--- START ---
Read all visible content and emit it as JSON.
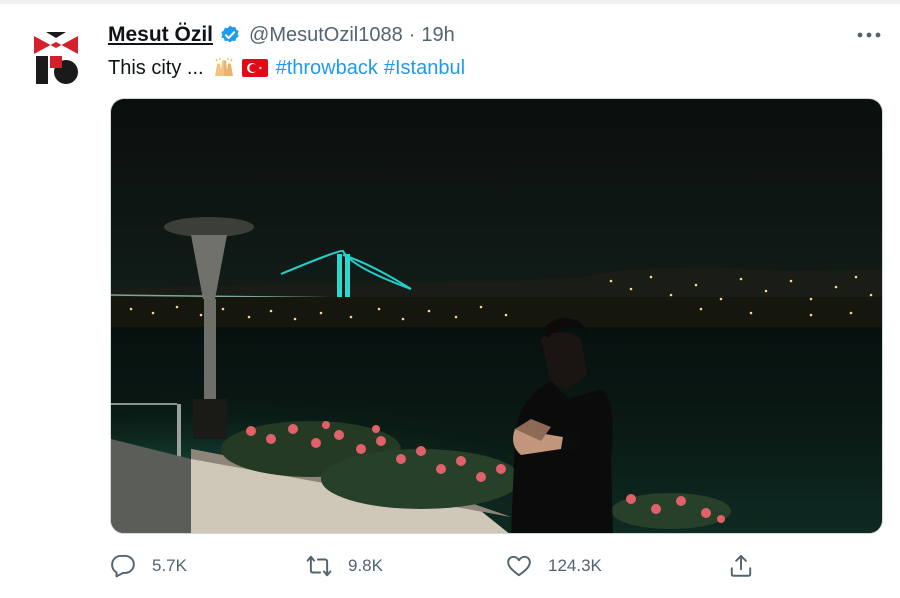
{
  "tweet": {
    "author_name": "Mesut Özil",
    "handle": "@MesutOzil1088",
    "separator": "·",
    "time": "19h",
    "text": "This city ...",
    "emojis": [
      "raising-hands-icon",
      "turkey-flag-icon"
    ],
    "hashtags": [
      "#throwback",
      "#Istanbul"
    ],
    "verified": true
  },
  "media": {
    "type": "photo",
    "subject": "man in black t-shirt at Bosphorus waterfront at night"
  },
  "actions": {
    "reply": {
      "icon": "reply-icon",
      "count": "5.7K"
    },
    "retweet": {
      "icon": "retweet-icon",
      "count": "9.8K"
    },
    "like": {
      "icon": "heart-icon",
      "count": "124.3K"
    },
    "share": {
      "icon": "share-icon"
    }
  },
  "colors": {
    "link": "#1d9bf0",
    "secondary_text": "#536471",
    "verified": "#1d9bf0",
    "logo_red": "#d4202a"
  }
}
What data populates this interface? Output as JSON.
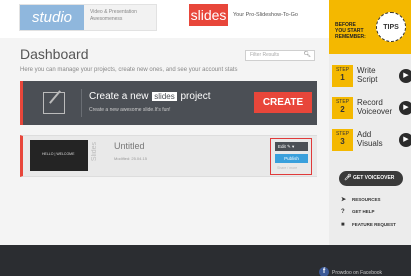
{
  "ads": {
    "studio_logo": "studio",
    "studio_text": "Video & Presentation Awesomeness",
    "slides_logo": "slides",
    "slides_tagline": "Your Pro-Slideshow-To-Go"
  },
  "dashboard": {
    "title": "Dashboard",
    "subtitle": "Here you can manage your projects, create new ones, and see your account stats",
    "filter_placeholder": "Filter Results"
  },
  "create": {
    "title_prefix": "Create a new",
    "title_brand": "slides",
    "title_suffix": "project",
    "description": "Create a new awesome slide.It's fun!",
    "button": "CREATE"
  },
  "project": {
    "thumb_text": "HELLO | WELCOME",
    "vertical_label": "Slides",
    "title": "Untitled",
    "modified": "Modified: 25.04.15",
    "edit_label": "Edit",
    "publish_label": "Publish",
    "share_label": "Share / more"
  },
  "sidebar": {
    "before_text_1": "BEFORE",
    "before_text_2": "YOU START",
    "before_text_3": "REMEMBER:",
    "tips_label": "TIPS",
    "steps": [
      {
        "step": "STEP",
        "num": "1",
        "label_1": "Write",
        "label_2": "Script"
      },
      {
        "step": "STEP",
        "num": "2",
        "label_1": "Record",
        "label_2": "Voiceover"
      },
      {
        "step": "STEP",
        "num": "3",
        "label_1": "Add",
        "label_2": "Visuals"
      }
    ],
    "voiceover_button": "GET VOICEOVER",
    "links": {
      "resources": "RESOURCES",
      "get_help": "GET HELP",
      "feature_request": "FEATURE REQUEST"
    }
  },
  "footer": {
    "facebook_text": "Prowdoo on Facebook"
  },
  "colors": {
    "accent_red": "#e8463a",
    "accent_yellow": "#f4b800",
    "publish_blue": "#3aa0dc"
  }
}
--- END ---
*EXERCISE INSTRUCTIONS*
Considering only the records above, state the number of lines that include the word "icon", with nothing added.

*RESPONSE TO THE EXERCISE*
6